── Records to use

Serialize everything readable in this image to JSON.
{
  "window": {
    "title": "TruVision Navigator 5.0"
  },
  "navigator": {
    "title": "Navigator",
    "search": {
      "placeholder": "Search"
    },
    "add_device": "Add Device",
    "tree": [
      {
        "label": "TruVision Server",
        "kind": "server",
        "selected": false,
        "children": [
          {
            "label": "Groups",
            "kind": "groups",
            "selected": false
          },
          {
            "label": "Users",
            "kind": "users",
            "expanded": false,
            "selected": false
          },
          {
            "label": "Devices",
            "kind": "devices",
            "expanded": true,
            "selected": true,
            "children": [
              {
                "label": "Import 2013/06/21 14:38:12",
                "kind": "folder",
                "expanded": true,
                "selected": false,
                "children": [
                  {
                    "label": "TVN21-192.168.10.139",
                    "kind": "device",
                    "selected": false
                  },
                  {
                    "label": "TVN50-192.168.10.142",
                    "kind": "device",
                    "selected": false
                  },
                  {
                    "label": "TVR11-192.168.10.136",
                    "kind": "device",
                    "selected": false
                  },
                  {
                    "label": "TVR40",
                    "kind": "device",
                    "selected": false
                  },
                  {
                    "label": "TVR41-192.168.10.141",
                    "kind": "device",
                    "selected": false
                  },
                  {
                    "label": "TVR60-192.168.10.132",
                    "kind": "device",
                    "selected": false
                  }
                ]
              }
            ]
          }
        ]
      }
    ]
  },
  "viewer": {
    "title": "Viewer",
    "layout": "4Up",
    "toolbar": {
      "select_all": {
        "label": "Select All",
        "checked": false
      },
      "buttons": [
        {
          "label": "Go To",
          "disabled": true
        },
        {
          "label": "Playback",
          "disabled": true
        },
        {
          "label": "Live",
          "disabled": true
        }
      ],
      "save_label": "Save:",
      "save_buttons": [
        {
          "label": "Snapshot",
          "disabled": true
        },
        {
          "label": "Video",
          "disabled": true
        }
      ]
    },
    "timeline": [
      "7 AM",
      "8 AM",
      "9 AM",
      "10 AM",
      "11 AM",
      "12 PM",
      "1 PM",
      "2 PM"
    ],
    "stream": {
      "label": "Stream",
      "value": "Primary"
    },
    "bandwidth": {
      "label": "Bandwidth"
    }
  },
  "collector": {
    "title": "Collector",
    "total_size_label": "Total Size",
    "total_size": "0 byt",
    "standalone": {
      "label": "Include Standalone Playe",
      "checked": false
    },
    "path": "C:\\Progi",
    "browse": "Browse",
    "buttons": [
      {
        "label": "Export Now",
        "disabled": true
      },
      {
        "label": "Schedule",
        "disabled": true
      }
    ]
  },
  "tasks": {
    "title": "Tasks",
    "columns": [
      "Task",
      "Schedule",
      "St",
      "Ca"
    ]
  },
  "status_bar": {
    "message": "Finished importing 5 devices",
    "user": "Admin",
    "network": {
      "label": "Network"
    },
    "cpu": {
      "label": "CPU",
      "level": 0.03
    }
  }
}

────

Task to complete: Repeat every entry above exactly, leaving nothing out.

Output of the exercise:
Serialize everything readable in this image to JSON.
{
  "window": {
    "title": "TruVision Navigator 5.0"
  },
  "navigator": {
    "title": "Navigator",
    "search": {
      "placeholder": "Search"
    },
    "add_device": "Add Device",
    "tree": [
      {
        "label": "TruVision Server",
        "kind": "server",
        "selected": false,
        "children": [
          {
            "label": "Groups",
            "kind": "groups",
            "selected": false
          },
          {
            "label": "Users",
            "kind": "users",
            "expanded": false,
            "selected": false
          },
          {
            "label": "Devices",
            "kind": "devices",
            "expanded": true,
            "selected": true,
            "children": [
              {
                "label": "Import 2013/06/21 14:38:12",
                "kind": "folder",
                "expanded": true,
                "selected": false,
                "children": [
                  {
                    "label": "TVN21-192.168.10.139",
                    "kind": "device",
                    "selected": false
                  },
                  {
                    "label": "TVN50-192.168.10.142",
                    "kind": "device",
                    "selected": false
                  },
                  {
                    "label": "TVR11-192.168.10.136",
                    "kind": "device",
                    "selected": false
                  },
                  {
                    "label": "TVR40",
                    "kind": "device",
                    "selected": false
                  },
                  {
                    "label": "TVR41-192.168.10.141",
                    "kind": "device",
                    "selected": false
                  },
                  {
                    "label": "TVR60-192.168.10.132",
                    "kind": "device",
                    "selected": false
                  }
                ]
              }
            ]
          }
        ]
      }
    ]
  },
  "viewer": {
    "title": "Viewer",
    "layout": "4Up",
    "toolbar": {
      "select_all": {
        "label": "Select All",
        "checked": false
      },
      "buttons": [
        {
          "label": "Go To",
          "disabled": true
        },
        {
          "label": "Playback",
          "disabled": true
        },
        {
          "label": "Live",
          "disabled": true
        }
      ],
      "save_label": "Save:",
      "save_buttons": [
        {
          "label": "Snapshot",
          "disabled": true
        },
        {
          "label": "Video",
          "disabled": true
        }
      ]
    },
    "timeline": [
      "7 AM",
      "8 AM",
      "9 AM",
      "10 AM",
      "11 AM",
      "12 PM",
      "1 PM",
      "2 PM"
    ],
    "stream": {
      "label": "Stream",
      "value": "Primary"
    },
    "bandwidth": {
      "label": "Bandwidth"
    }
  },
  "collector": {
    "title": "Collector",
    "total_size_label": "Total Size",
    "total_size": "0 byt",
    "standalone": {
      "label": "Include Standalone Playe",
      "checked": false
    },
    "path": "C:\\Progi",
    "browse": "Browse",
    "buttons": [
      {
        "label": "Export Now",
        "disabled": true
      },
      {
        "label": "Schedule",
        "disabled": true
      }
    ]
  },
  "tasks": {
    "title": "Tasks",
    "columns": [
      "Task",
      "Schedule",
      "St",
      "Ca"
    ]
  },
  "status_bar": {
    "message": "Finished importing 5 devices",
    "user": "Admin",
    "network": {
      "label": "Network"
    },
    "cpu": {
      "label": "CPU",
      "level": 0.03
    }
  }
}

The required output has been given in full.